Coral bleaching is a change from normal coloration of browns, yellows and greens to a nearly white color. This change occurs when corals are stressed by environmental changes, especially temperature increases. Although corals can recover from moderate levels of heat, if it is prolonged, they will die.
But scientists say that reducing secondary stress on corals during these ocean heat waves can improve the chances of coral survival.
According to Division of Aquatic Resources (DAR) administrator Brian Neilson, “We know this bleaching event is coming, and it’s probably going to be worse than the one we experienced a couple of years ago, when West Hawaii experienced a 50% mortality rate and Maui experience 20-30% mortality rates on DAR fixed monitoring sites. We’re asking for everyone’s help in trying to be proactive and minimize any additional stress put on coral.”
As part of its sustainability commitment to help preserve life on Earth, Arizona State University is leading the effort to help Hawaiians save the reefs by providing real-time monitoring in support of DAR's efforts.
"The work that the team is doing here, in cooperation with DAR, is the first time on planet Earth that we are doing real-time monitoring of a bleaching event," said Greg Asner, who directs the new ASU Center for Global Discovery and Conservation Science.
Their suite of technology has extensively mapped the state of coral reef health before the warming event. Now, their heroic efforts will monitor the warming ocean’s impact on coral bleaching through space satellite imaging, 3D laser mapping from the air and sensors sunken on the ocean floor.
"The sea surface-temperature alert already went up, and this is the highest temperature ever recorded in Hawaii," Asner said. “But bleaching is not death, so there is still a chance to save the coral reefs.”
Asner mentions that what ultimately kills coral are algae, who thrive and multiply with the higher temperatures, gobbling up all the surrounding oxygen and snuffing out coral and ocean life.
DAR is working with the Hawaiian community on simple ways that they can specifically help:
• Avoid touching the reef while diving, snorkeling or swimming.
• Do not stand or rest on corals.
• Use sunscreens with no oxybenzone or octinoxate.
• Boaters should use mooring buoys, or anchor only in sand areas and keep anchor chains off the reef.
• Fishers should reduce or stop their take of herbivores, such as parrotfish, surgeonfish and sea urchins. Herbivores clear reefs of algae, which overgrow and kill corals during bleaching events.

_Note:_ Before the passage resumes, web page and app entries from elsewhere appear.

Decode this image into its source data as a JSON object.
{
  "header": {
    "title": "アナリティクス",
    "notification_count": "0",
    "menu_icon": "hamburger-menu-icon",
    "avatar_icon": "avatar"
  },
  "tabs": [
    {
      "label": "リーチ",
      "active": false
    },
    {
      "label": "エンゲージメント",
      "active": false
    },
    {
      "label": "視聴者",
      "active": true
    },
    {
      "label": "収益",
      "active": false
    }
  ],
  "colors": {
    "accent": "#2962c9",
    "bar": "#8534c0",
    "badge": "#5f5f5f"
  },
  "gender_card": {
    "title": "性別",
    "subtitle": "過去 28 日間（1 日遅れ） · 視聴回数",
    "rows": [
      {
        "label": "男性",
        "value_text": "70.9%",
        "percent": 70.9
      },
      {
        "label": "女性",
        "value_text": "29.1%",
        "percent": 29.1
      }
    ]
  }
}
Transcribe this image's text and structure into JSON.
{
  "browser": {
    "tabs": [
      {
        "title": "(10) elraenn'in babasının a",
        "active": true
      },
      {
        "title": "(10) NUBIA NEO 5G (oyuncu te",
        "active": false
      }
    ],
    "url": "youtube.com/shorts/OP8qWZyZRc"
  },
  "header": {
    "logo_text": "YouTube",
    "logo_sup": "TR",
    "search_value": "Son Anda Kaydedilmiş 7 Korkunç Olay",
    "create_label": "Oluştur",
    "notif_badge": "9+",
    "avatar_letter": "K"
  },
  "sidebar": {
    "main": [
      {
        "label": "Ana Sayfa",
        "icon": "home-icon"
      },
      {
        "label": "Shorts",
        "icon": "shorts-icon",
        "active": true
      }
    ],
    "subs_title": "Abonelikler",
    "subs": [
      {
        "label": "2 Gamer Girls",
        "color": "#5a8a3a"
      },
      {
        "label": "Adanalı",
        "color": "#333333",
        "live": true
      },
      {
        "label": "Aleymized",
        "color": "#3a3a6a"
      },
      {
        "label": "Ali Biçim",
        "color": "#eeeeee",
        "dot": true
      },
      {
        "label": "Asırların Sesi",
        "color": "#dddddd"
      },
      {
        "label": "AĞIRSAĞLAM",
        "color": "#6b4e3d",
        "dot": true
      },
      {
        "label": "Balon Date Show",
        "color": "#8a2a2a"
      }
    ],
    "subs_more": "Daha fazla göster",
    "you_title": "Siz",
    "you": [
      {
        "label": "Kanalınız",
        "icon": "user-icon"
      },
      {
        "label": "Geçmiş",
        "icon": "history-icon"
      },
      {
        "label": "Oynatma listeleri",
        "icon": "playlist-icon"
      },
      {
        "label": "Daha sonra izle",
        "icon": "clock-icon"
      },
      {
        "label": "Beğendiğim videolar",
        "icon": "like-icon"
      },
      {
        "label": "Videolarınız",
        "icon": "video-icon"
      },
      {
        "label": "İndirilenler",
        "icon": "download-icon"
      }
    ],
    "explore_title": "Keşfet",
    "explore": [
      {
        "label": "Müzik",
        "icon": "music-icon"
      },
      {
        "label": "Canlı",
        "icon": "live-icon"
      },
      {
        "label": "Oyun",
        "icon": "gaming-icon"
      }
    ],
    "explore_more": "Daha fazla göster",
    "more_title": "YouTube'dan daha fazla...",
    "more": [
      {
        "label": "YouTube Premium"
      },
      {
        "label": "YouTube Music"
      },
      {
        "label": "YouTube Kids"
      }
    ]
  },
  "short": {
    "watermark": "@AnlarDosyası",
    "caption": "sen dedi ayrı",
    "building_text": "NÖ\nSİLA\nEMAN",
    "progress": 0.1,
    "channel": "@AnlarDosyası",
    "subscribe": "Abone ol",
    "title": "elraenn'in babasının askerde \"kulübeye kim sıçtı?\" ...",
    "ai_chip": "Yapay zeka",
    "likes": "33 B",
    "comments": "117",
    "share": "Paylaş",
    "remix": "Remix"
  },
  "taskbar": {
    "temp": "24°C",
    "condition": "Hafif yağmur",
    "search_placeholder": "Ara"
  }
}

• Taking extra precaution to prevent contaminants from getting to the ocean like dirt from neighboring earthwork, chemical pollution from fertilizers, and soaps and detergents getting to storm drains.
Together, through state agencies, ASU research and the community, they may help stem the tide on coral bleaching.